Middlebury College Museum of Art

News & Events

College Contemporary Art Series Engages Transparency

December 21, 2006

“Art Now: Transparency”

January 25–June 3, 2007

For immediate release: 12/21/06
For further information contact: Douglas Perkins, Administrative Operations Manager, at (802) 443–5235

Middlebury, VT—Opening on Thurs. Jan. 25 at the Middlebury College Museum of Art, located in the College’s Center for the Arts, Rte. 30, is “Art Now: Transparency,” an exhibition that presents three-dimensional works by eight artists who engage transparent visual phenomena. On view through Sun. June 3, the exhibition is curated by Middlebury College Professor of Art Jim Butler. Although best known as a painter Butler has for several years made sculpture and sculptural installations focused on complex glass fabrication. In 2005 he was a visiting artist at the Pilchuck Glass School in Seattle, returning there in 2006 as Hauberg Fellow. In the summer of 2007 he will be a teacher at Pilchuck.

The works included in the exhibition are made in a range of media: glass, metal, plastic, resin, photography, and video, often in complex combinations. Each work provides the viewer with a beguiling interaction with the nature of light.

At the center of the installation is a work from the college’s permanent collection: Dennis Byng’s “Split Cube,” made of hypnotically intense orange and green cast resin. Acquired directly from the artist in the mid-1970s the work is an aesthetic forerunner to many contemporary artists’ concerns.

All of the other works in the exhibition were created in the last seven years. Notably, one was made as a site-specific installation for this exhibition: Deborah Czeresko’s “Horizontal Rain” is a blown-glass sculpture that descends dramatically from the ceiling of the Museum’s sunny eastern stairwell to the ground level of the staircase.

Richard Humann’s tour-de-force “Codex” is made from thermoplastic resin. Cast from a large open book, the sculpture contains tiny laser-cut black letters magically suspended within the book’s clear structure. It perfectly synthesizes the literary with the visual.

New York artist Michelle Jaffé presents “Large Cruciform,” a work in plexiglas and aluminum. A life-size, streamlined form of a woman’s one-piece bathing suit or leotard, the piece manipulates light to create balance and harmony.

Also on view is “Xanadu” by Middlebury College Assistant Professor of Art Hedya Klein. Her grouping of twelve light-boxes creates a subtle glow in the gallery through dreamy photographs of mysterious and luminous light phenomena.

A video by Berlin artist Bettina Pousttchi consists of a single zoom that begins with a close-up of a red spot of color. As the camera slowly pulls away, our perceptions of scale and physicality are poetically altered.

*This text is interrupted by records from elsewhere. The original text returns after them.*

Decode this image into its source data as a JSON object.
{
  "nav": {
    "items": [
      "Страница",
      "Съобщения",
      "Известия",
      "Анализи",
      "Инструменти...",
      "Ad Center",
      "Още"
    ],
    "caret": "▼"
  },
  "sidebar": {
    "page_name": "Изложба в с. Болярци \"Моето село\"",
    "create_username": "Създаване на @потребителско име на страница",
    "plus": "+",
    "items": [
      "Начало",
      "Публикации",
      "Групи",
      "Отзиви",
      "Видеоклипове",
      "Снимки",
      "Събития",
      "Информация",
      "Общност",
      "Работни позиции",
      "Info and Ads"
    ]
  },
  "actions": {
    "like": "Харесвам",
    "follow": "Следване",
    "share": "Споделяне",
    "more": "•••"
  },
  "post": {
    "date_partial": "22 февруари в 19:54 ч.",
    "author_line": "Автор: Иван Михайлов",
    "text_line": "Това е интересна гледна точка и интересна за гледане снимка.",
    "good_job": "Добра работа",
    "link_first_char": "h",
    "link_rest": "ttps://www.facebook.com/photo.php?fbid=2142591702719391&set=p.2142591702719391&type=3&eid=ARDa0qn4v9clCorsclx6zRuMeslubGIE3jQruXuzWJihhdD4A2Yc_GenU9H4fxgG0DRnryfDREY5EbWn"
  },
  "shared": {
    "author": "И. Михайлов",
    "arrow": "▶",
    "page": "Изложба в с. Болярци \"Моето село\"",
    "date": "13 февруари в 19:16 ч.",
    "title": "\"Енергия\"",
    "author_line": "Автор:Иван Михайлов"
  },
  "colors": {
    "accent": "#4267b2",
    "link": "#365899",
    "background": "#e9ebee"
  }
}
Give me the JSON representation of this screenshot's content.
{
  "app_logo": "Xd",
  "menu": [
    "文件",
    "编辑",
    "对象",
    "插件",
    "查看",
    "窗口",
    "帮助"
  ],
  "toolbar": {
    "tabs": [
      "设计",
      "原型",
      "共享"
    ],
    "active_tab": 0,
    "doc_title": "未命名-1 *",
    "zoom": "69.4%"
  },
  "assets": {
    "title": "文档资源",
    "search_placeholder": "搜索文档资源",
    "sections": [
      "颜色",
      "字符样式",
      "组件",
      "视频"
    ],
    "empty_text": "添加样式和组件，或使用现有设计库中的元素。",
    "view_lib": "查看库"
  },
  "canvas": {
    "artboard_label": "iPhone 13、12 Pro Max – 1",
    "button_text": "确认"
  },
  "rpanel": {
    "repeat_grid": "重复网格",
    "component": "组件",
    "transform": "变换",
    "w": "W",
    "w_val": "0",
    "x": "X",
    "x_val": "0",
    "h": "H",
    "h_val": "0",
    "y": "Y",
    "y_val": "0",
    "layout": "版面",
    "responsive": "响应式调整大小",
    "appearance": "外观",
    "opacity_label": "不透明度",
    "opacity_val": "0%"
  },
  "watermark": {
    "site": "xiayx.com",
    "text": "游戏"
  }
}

Marsha Pels, a distinguished sculptor equally comfortable working in bronze, clay, steel, or glass, presents a piece called “Spine”. Made of lampworked clear glass, it is a jewel-like image of a human spine ghostly yet completely tactile.

Mark Zirpel, based in Seattle, is a prominent and innovative artist in the studio-glass world. His piece is an extraordinary and meticulously crafted photo-etched, sandblasted, and kiln-slumped glass sculpture of a single leaf, many times its actual size.

Professor Butler joined the faculty of the College in 1981. In addition to exhibiting his own work at the museum, he curated the museum’s “Contemporary Pastels” show as well as the first Art Now installation, “Images of Fictive Reality.” He also presented “Transparency,” with all the artists included in Middlebury’s Art Now show, at Corrider Gallery in Reykjavik, Iceland, this past fall.  Butler will present a gallery talk about the exhibition on Thurs. Jan. 25, at 4:30 p.m. in the museum.

The Middlebury College Museum of Art is free and open to the public Tuesday through Friday from 10 a.m. to 5 p.m., and Saturday and Sunday from noon to 5 p.m. It is closed Mondays. The museum is accessible to people with varying disabilities. Parking is available in the Center for the Arts parking lot. For further information, please call (802) 443-5007 or TTY (802) 443-3155, or visit the museum’s website at http://museum.middlebury.edu/.